That caused a problem when I tasted the most recent IPA. I believe I had channeling in my grain bed, resulting in a low-efficiency sparge. As such, my original gravity was low, and I think the final beer might be low in alcohol content (and thus too bitter). Of course, I didn’t bother to check any of the gravities, so that’s just my assumption.
Now it’s not going to be a problem, as I purchased a refractometer.
A refractometer measures sugar in liquid, so it will be able to tell me my gravity during the sparge/boil, as well as the OG (it can get close with the gravities during fermentation, but the alcohol throws off the results a bit). It uses a small pipette to remove the sample, so it doesn’t use (potentially waste) as much liquid as taking a hydrometer reading. And its design allows you to measure the gravity of hot liquids, which a (standard) hydrometer simply cannot do, as they’re typically calibrated for 60 or 68 deg F.
The plan is to brew 5 gallons of Milk Stout (new recipe) this Sunday, and 10 gallons of an Amber Ale that we’ve already brewed once and enjoyed. It will be even more fun with these new toys
The Unrepentant Individual linked with Per Request - Equipment Test Report
January 1, 2008

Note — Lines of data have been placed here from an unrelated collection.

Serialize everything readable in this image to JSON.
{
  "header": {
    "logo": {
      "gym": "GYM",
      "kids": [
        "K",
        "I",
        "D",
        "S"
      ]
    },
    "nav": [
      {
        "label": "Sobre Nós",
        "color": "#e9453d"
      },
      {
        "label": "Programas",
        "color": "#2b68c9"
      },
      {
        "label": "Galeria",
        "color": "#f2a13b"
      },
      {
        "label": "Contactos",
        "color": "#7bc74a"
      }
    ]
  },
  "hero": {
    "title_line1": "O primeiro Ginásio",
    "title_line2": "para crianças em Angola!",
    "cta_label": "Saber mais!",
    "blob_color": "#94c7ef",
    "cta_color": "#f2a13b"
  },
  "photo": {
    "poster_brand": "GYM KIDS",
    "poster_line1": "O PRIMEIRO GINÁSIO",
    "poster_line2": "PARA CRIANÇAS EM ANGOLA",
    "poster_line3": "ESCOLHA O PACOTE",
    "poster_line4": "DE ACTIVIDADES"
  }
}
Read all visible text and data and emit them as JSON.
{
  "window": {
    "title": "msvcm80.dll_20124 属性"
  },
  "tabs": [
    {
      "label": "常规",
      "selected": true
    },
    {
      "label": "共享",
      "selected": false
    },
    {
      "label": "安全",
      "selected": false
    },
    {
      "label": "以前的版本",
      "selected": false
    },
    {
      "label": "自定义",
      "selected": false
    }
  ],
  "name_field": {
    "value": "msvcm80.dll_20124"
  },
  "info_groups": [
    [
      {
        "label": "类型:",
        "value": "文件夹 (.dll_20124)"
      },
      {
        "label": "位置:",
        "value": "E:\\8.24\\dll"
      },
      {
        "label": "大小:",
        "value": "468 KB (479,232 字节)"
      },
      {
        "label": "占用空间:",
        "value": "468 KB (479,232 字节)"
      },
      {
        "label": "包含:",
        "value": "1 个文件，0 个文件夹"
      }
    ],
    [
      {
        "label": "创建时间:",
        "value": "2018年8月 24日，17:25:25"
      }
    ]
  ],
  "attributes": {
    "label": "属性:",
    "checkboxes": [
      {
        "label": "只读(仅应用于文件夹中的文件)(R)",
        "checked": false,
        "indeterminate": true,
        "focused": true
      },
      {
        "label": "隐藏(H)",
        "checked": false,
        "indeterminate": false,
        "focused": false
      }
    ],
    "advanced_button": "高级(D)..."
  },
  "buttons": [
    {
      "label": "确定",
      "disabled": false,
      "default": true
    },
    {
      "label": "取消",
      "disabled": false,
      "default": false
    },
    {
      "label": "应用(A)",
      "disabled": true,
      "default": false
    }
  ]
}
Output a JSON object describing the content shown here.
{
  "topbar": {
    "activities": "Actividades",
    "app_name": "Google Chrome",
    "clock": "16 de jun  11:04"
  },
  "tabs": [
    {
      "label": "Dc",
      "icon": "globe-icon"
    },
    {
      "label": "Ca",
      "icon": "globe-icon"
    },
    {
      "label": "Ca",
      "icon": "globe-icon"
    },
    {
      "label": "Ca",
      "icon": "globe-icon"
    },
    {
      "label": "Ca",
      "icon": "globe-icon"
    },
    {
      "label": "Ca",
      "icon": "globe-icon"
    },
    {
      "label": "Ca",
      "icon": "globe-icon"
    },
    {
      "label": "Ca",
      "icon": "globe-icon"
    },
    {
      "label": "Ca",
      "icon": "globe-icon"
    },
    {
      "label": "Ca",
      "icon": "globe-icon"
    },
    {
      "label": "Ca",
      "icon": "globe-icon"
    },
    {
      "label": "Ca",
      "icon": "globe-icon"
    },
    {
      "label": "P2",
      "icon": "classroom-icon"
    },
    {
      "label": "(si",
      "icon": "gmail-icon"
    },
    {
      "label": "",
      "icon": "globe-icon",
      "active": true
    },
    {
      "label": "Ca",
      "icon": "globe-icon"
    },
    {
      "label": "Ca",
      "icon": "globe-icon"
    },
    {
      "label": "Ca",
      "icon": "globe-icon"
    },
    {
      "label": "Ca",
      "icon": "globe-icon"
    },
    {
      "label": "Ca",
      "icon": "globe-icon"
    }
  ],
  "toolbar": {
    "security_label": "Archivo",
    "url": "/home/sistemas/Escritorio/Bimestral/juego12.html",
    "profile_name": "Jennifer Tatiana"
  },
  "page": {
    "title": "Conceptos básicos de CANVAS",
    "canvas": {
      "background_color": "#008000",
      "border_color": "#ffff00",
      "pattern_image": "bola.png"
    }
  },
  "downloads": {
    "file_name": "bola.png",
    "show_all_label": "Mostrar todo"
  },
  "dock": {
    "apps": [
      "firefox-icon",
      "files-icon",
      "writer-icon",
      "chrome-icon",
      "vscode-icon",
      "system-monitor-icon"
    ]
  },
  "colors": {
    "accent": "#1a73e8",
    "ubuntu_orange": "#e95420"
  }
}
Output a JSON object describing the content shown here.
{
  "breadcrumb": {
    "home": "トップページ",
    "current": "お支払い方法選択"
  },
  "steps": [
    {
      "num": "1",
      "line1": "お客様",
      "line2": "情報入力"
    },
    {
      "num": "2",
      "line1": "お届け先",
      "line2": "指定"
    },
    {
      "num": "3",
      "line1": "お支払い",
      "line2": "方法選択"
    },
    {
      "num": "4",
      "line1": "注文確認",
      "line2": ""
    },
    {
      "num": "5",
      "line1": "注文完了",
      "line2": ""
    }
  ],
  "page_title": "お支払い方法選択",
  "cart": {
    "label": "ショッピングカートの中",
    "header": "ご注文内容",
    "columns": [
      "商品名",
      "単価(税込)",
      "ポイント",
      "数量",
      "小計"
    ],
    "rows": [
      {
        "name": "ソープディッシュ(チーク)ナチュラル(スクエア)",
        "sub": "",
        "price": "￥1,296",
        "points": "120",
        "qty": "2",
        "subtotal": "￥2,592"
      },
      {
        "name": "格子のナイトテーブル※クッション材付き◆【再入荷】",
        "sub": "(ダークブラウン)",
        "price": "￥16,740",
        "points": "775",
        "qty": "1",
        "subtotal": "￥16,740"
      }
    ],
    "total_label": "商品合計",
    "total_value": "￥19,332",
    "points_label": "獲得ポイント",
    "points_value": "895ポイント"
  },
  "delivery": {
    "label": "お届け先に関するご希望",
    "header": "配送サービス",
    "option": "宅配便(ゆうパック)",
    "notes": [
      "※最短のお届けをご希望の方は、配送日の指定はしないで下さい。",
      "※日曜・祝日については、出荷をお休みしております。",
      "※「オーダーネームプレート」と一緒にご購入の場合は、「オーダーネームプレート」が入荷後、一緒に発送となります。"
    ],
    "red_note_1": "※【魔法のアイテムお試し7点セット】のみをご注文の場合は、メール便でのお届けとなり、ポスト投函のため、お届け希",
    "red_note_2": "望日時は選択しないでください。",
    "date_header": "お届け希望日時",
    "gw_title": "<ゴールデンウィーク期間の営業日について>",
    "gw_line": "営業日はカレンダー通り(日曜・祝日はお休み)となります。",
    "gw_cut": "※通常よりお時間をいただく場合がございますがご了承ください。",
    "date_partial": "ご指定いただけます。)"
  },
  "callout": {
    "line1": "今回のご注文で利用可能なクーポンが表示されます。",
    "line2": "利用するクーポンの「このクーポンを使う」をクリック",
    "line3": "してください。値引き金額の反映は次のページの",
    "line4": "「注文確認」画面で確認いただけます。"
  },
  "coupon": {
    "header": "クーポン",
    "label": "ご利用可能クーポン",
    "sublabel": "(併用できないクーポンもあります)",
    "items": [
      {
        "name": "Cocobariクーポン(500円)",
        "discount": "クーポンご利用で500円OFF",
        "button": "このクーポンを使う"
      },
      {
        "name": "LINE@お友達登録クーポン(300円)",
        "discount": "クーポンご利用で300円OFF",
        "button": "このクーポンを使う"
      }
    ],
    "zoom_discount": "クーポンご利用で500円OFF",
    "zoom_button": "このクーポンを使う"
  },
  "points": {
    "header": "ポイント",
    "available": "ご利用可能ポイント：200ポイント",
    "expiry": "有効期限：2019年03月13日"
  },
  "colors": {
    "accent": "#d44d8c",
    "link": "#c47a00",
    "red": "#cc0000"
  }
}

First, a few days before Christmas, we finally bottled some beer! 20 gallons went into bottles – 5 gallons of Belgian Lighthouse Ale, 5 gallons of a Rye Pale Ale, and 10 gallons of IPA. I’ll have tasting notes soon, but first let me tell you how much more relieved I am to have all these beers (well, only the row of cases next to me, the other row is my brother-in-law’s) sitting in my hall closet rather than sitting in fermenters.
I’ll have tasting notes on the RyePA and IPA soon. The rye so far tastes great, but the IPA isn’t quite what I expected, and thus I’m still trying to figure out why.
After Christmas, I went on a nice little family vacation with my wife and Wyatt, and my in-laws. We went up to Napa, and I managed to convince them to make a stop at the Russian River Brewing Company in Santa Rosa during the day that we toured Sonoma County.
This actually was a favorite stop for a few people, who have more “simple” taste in food, and weren’t huge fans of the gourmet dinners we had in the evening. The food was excellent. I had a Calzone, my father-in-law had a meatball sandwich, and I think everyone else had pizza. Everyone walked away satisfied. And I stumbled away with a nice buzz, because I finished off the below:
That’s two ounce tasters of 11 different Russian River beers. Six of these are american styles, and five are Belgian. For one of the top breweries in the USA, it did not disappoint me. I have only one nit-pick about any of their brews, and it is that their Blonde ale doesn’t seem to be anything approaching the BJCP style of an American Blonde Ale. It was over-hopped for a Blonde. In all honesty, I think there may have been a problem with a single, because they advertise the beer as 20 IBU, and it seems to be much higher than that.
Everything else, though, was amazing. I was the only person at the table who enjoyed the sour beers, but then I was the only one who had ever been exposed to such a creation. And I tried to order a growler of Perdition, their “Biere de Sonoma”, but they were out of growlers. So I picked up a couple bottles of Salvation, their Belgian Strong Dark Ale.
I’ll pass along more pictures of the vacation & Wyatt, more tasting notes of the bottled beer, and I’m going to try to increase my posting frequency, as I’ve neglected blogging since Wyatt was born.